‘Tis the season once again at universities across the country: the never-ending brawl for a place in the library, Eduroam crashing every 15 minutes or so and the beautiful weather taunting you, along with your friends, who chose a degree without exams and are now sitting in the sun with a pitcher of Pimms. The summer term of university is without a doubt the best and worst in the annual cycle, bringing with it sun and parties but also the dreaded exam period.

Exam stress is a systemic issue in universities across the country, with executive bodies at different institutions looking at creative ways to combat it. Modelled upon the success of a program to alleviate loneliness in care homes, some unions (including our own) have opted to bring furry companions onto campus, annually inviting dog owners into the LCR for students to pet.

Other methods of de-stressing have been looked at by educational bodies – with recent research by the Edinburgh Sports Union showing that even short bursts of exercise (as low as ten minutes) can increase alertness and a student’s positive mood. If you look at the sheer weight of research into exam stress and whether it links to mental health issues, one may question the efficacy of exams. The nations rated highest in terms of educational excellence avoid examination at school, opting instead for positively reinforced learning. While the debate rages on over exams are in fact a force for evil or not, our current predicament means we have to accept them as the master of our fates in terms of whether we graduate or not. Although not necessarily scientific, I have compiled a guide that has got me through two years of exams that, in my final year, should be passed along, and don’t involve the sacrifice of your mental health.

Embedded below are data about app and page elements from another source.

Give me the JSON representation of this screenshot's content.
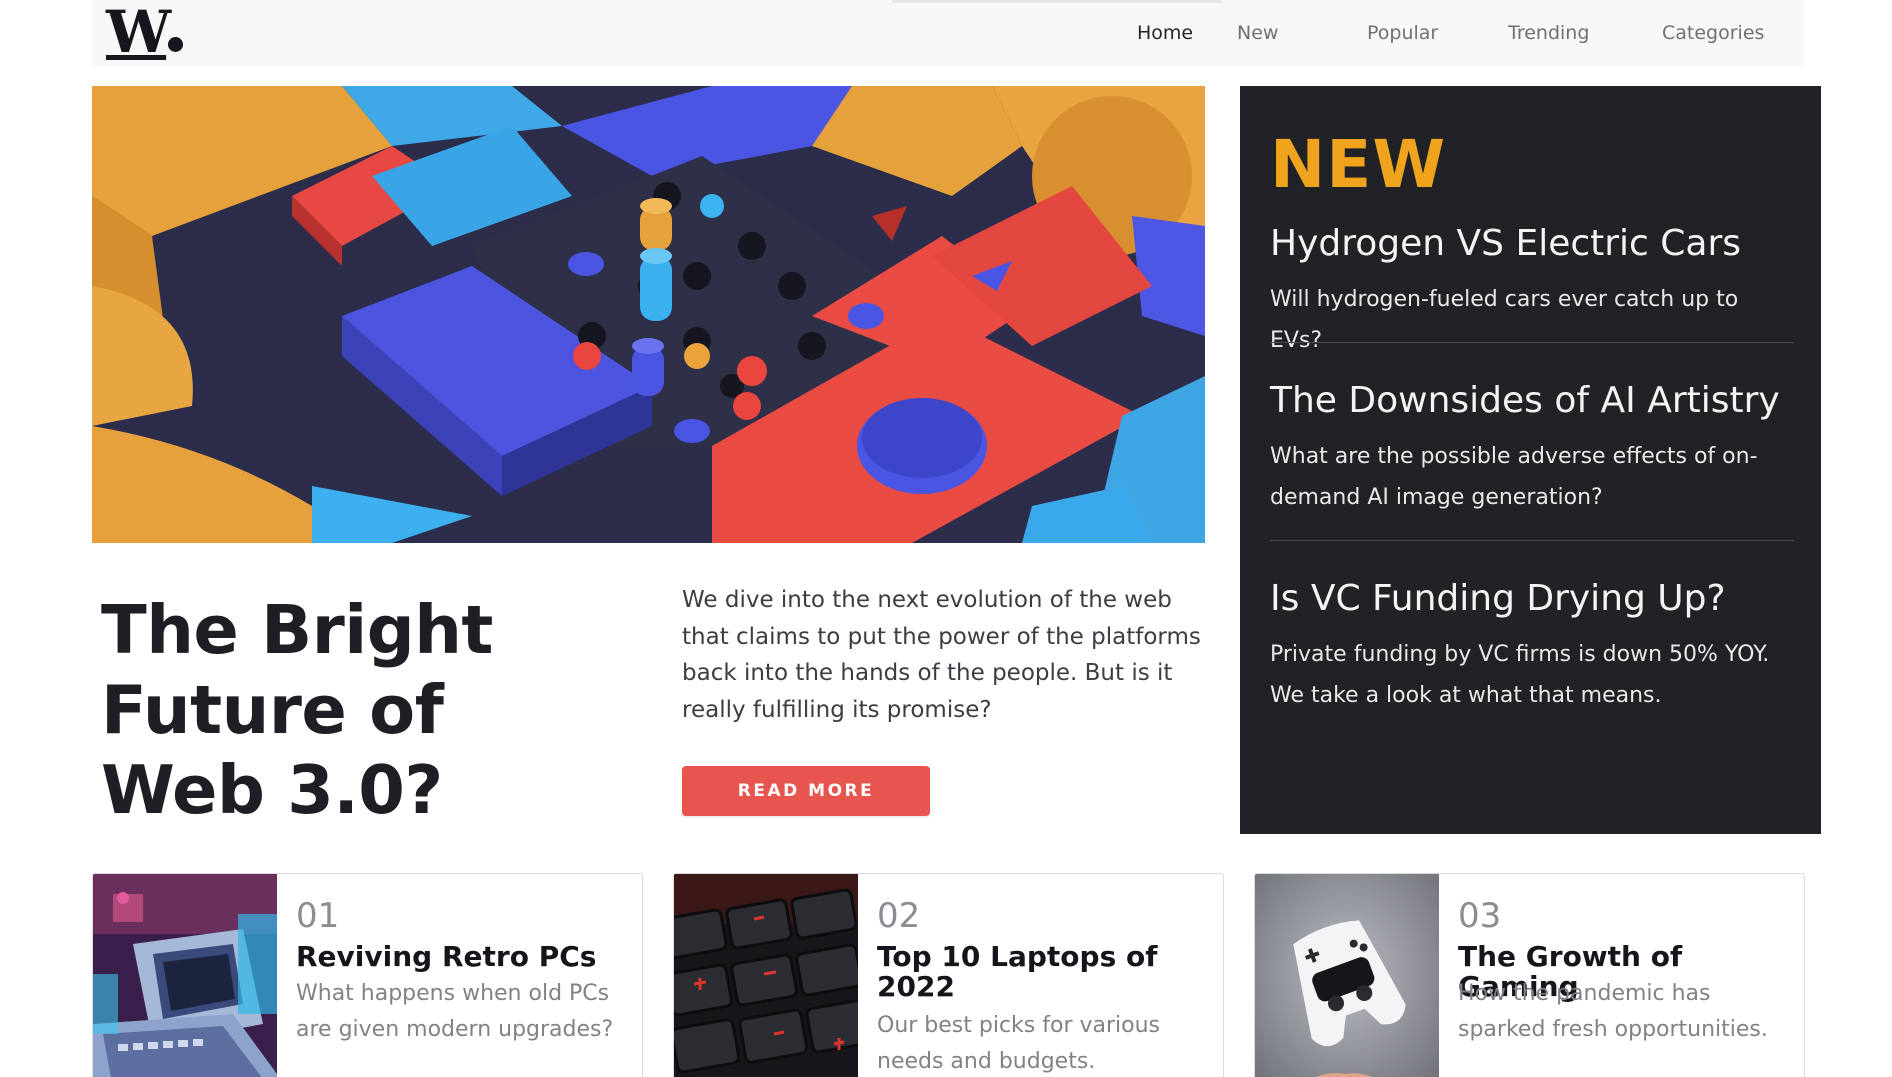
{
  "header": {
    "logo": "W",
    "nav": [
      "Home",
      "New",
      "Popular",
      "Trending",
      "Categories"
    ]
  },
  "hero": {
    "title": "The Bright Future of Web 3.0?",
    "description": "We dive into the next evolution of the web that claims to put the power of the platforms back into the hands of the people. But is it really fulfilling its promise?",
    "read_more_label": "READ MORE"
  },
  "new_panel": {
    "heading": "NEW",
    "items": [
      {
        "title": "Hydrogen VS Electric Cars",
        "desc": "Will hydrogen-fueled cars ever catch up to EVs?"
      },
      {
        "title": "The Downsides of AI Artistry",
        "desc": "What are the possible adverse effects of on-demand AI image generation?"
      },
      {
        "title": "Is VC Funding Drying Up?",
        "desc": "Private funding by VC firms is down 50% YOY. We take a look at what that means."
      }
    ]
  },
  "cards": [
    {
      "number": "01",
      "title": "Reviving Retro PCs",
      "desc": "What happens when old PCs are given modern upgrades?"
    },
    {
      "number": "02",
      "title": "Top 10 Laptops of 2022",
      "desc": "Our best picks for various needs and budgets."
    },
    {
      "number": "03",
      "title": "The Growth of Gaming",
      "desc": "How the pandemic has sparked fresh opportunities."
    }
  ],
  "colors": {
    "accent": "#e8554e",
    "new_heading": "#f0a31d",
    "panel_bg": "#202226",
    "header_bg": "#f8f8f9"
  },
  "icons": [
    "logo-mark"
  ]
}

First – get to know your work cycle. My most productive hours were from between about 10pm to 2am. You don’t have to be an early riser to be successful, just make sure that you schedule in a time where you will hit the books. Sticking to this meant I got enough done each day.

Second – SLEEP. It’s fine to do late nights in the library if you also make time to sleep. I thoroughly recommend getting a sleep cycle app, especially for naps. There is, unfortunately, a right way to sleep, and this will improve your overall mood and make you more productive.

Third – schedule in breaks. Although it may seem counterproductive, looking after yourself is crucial to lowering exam stress and getting more done. Make sure you set a time, relatively frequently, to take a few minutes off. I am unconvinced by apps that block all social media, as isolation from friends can increase pressure and the feeling of frustration and loneliness during exams. The carrot is also much healthier than the stick. We are naturally fallible creatures – don’t punish yourself for running over on a break by cancelling the next one.

In the words of psychologist Amos Tversky, “If you don’t waste hours, you waste years” – taking five minutes extra off won’t make you fail. Make sure to communicate with your peers if it’s getting too much, and don’t be afraid to contact Nightline. It is an incredible service a stones’ throw from the Library, and if work is getting on top of you, they’re available from 8pm to 8am for a cup of tea and a chat.